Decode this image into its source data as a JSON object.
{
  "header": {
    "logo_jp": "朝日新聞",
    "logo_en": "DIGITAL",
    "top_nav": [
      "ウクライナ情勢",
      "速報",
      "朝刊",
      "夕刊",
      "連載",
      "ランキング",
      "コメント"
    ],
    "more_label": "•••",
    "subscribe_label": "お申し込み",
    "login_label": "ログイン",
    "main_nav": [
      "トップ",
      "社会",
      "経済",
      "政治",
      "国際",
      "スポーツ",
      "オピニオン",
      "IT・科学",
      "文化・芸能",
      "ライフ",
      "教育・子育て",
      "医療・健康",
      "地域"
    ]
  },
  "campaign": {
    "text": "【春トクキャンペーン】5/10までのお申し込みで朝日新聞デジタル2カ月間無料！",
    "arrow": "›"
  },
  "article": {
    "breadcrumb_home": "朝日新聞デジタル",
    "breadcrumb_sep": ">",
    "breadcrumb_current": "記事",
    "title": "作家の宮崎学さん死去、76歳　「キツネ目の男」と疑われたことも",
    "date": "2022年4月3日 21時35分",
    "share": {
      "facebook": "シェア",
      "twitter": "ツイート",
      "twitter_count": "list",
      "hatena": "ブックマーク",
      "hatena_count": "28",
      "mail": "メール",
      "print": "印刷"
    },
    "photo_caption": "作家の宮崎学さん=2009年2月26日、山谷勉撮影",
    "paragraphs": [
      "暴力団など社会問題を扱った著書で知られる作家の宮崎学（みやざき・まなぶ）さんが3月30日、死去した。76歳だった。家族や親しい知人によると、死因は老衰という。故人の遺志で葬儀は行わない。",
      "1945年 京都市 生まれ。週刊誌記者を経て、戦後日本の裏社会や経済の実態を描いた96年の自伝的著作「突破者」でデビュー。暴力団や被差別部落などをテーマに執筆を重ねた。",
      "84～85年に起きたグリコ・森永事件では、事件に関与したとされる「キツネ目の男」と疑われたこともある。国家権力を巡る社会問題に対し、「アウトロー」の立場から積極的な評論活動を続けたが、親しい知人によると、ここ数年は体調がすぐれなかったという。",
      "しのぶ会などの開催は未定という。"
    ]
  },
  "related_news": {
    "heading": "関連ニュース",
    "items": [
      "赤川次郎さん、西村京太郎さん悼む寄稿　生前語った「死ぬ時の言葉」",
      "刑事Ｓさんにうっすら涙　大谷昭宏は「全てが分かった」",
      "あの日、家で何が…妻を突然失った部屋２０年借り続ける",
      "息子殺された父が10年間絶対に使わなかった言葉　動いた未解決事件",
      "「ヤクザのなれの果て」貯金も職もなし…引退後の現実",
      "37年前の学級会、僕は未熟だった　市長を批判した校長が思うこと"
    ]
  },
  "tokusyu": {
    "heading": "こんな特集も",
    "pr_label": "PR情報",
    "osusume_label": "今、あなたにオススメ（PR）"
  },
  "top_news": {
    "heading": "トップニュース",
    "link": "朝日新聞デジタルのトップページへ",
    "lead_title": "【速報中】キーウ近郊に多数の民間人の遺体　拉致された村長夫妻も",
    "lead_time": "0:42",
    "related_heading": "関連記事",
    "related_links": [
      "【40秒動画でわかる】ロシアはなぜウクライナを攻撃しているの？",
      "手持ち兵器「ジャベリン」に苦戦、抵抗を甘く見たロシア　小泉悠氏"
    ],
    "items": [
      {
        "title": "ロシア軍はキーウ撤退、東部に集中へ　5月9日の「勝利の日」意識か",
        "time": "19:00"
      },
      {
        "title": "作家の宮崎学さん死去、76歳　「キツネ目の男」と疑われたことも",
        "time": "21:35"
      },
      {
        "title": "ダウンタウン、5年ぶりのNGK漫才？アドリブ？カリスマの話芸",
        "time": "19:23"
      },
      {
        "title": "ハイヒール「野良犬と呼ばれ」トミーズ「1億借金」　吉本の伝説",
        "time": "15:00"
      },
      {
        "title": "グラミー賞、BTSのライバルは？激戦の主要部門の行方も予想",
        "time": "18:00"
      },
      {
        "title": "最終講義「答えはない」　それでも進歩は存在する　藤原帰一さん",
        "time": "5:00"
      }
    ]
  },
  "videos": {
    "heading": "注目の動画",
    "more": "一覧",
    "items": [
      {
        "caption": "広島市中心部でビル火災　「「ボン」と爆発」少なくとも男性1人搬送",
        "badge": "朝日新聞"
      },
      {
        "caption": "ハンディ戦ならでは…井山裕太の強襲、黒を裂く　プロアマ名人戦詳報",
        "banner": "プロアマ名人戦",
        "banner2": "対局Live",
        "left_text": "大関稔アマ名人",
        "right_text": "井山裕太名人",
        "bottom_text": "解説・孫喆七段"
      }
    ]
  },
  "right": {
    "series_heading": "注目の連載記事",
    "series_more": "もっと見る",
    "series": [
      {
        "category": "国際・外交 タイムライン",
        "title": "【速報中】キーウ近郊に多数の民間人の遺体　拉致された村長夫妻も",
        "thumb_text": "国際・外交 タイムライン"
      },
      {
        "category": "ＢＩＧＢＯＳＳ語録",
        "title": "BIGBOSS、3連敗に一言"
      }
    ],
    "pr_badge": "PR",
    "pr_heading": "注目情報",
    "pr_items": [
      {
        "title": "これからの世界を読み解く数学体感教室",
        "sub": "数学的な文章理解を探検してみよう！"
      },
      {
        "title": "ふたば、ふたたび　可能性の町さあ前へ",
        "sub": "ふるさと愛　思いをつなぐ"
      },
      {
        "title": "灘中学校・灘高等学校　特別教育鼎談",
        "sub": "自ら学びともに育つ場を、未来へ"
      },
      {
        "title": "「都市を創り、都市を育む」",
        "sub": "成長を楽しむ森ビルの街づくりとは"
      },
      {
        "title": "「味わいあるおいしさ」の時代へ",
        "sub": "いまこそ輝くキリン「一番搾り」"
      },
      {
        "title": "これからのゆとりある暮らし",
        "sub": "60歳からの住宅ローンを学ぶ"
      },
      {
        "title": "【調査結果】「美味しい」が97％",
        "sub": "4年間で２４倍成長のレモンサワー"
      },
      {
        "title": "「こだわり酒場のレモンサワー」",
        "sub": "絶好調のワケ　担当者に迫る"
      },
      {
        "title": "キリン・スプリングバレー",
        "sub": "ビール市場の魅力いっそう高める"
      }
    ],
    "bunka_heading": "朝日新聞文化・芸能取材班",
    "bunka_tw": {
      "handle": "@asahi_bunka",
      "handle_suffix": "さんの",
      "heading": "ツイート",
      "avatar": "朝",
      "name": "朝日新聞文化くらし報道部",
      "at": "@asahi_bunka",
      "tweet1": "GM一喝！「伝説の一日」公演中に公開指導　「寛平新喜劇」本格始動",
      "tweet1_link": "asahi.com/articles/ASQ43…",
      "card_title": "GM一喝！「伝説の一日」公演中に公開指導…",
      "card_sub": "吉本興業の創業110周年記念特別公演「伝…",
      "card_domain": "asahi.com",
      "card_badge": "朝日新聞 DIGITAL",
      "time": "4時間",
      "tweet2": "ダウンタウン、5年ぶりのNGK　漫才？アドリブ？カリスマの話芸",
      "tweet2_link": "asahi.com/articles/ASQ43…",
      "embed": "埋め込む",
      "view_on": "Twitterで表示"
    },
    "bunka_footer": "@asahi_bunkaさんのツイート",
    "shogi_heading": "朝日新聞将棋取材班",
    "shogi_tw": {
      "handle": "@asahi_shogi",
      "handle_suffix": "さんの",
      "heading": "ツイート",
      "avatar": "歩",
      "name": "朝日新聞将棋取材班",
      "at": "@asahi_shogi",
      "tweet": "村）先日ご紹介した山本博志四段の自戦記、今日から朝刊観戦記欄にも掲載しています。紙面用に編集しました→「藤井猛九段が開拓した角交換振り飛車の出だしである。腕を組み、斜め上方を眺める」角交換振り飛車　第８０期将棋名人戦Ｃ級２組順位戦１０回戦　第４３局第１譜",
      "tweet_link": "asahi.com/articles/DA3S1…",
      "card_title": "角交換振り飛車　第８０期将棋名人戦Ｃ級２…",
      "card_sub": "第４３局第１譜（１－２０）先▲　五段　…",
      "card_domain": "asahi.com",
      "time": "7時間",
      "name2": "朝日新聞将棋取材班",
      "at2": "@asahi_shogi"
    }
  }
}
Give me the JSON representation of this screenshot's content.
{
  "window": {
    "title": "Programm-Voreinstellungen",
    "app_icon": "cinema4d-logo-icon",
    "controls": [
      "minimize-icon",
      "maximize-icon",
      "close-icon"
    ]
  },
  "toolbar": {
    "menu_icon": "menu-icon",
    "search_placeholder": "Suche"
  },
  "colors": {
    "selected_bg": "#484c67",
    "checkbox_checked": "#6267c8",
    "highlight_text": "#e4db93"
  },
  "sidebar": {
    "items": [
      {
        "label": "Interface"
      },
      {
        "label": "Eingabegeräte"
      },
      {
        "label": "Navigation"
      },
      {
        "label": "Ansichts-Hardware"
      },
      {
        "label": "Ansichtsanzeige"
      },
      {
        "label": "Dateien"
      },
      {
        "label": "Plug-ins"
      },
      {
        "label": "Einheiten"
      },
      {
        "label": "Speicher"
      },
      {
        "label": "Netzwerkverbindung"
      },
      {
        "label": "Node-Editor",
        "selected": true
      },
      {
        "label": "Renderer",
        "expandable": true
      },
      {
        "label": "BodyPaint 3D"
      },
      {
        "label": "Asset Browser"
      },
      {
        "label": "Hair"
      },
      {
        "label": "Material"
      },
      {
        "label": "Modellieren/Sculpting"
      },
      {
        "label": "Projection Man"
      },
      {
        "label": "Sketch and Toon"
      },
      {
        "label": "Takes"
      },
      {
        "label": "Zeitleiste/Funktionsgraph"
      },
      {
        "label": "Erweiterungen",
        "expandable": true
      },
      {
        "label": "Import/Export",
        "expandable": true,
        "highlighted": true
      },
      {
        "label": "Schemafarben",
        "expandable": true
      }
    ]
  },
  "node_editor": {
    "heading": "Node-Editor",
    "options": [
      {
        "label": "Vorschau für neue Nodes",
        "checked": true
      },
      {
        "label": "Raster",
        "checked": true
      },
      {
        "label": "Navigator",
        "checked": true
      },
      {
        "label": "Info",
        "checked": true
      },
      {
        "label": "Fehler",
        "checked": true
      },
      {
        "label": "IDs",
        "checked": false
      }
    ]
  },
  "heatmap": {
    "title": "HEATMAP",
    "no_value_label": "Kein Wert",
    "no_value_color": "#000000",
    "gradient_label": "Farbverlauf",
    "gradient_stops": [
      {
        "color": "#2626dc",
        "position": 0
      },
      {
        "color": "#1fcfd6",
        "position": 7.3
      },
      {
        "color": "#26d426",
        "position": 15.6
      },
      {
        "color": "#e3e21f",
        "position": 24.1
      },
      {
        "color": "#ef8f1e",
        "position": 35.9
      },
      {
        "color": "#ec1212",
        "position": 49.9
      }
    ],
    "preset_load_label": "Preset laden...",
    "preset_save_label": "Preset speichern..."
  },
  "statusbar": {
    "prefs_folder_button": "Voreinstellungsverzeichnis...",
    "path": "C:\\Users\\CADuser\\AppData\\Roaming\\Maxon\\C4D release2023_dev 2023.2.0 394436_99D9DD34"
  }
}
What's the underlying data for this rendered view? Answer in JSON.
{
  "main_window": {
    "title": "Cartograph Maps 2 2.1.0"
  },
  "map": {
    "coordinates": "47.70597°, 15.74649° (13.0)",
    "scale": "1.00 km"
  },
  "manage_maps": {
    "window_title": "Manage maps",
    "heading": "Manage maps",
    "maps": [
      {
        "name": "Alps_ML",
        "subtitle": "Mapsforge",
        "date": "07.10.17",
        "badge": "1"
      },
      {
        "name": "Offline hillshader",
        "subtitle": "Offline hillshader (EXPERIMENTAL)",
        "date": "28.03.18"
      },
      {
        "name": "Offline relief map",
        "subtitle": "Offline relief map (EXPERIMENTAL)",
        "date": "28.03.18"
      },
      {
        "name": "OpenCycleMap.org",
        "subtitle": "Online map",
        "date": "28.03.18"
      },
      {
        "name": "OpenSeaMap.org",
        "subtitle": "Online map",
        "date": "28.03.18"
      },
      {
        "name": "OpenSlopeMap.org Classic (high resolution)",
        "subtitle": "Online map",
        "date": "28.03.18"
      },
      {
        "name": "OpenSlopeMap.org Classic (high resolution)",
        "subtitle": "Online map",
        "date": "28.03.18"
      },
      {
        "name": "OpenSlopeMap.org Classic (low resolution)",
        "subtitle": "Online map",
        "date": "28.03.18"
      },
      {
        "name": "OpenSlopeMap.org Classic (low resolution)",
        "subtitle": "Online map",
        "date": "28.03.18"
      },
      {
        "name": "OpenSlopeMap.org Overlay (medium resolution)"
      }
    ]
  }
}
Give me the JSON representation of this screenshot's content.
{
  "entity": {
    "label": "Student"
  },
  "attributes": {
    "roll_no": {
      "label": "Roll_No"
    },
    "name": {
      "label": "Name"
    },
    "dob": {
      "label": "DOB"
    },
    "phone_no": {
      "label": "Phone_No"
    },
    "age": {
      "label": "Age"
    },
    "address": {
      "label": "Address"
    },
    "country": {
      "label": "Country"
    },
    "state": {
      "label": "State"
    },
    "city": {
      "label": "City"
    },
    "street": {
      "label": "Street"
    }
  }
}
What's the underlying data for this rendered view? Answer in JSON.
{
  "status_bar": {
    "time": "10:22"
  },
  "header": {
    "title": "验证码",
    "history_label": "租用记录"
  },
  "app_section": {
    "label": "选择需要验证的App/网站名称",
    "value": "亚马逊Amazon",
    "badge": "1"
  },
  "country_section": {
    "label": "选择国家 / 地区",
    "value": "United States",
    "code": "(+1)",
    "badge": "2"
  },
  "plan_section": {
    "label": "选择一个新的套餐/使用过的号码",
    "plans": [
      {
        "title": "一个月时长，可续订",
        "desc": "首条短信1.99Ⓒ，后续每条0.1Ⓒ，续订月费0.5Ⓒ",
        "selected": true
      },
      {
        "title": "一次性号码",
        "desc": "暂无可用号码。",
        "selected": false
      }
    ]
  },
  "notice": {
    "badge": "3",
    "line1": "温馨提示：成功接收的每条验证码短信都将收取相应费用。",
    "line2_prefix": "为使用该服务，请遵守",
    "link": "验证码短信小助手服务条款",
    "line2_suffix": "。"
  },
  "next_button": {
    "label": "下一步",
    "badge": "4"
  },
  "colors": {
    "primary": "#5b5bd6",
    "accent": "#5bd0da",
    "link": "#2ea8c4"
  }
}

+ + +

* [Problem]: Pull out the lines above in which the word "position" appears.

* [Solution]:
        "position": 0
        "position": 7.3
        "position": 15.6
        "position": 24.1
        "position": 35.9
        "position": 49.9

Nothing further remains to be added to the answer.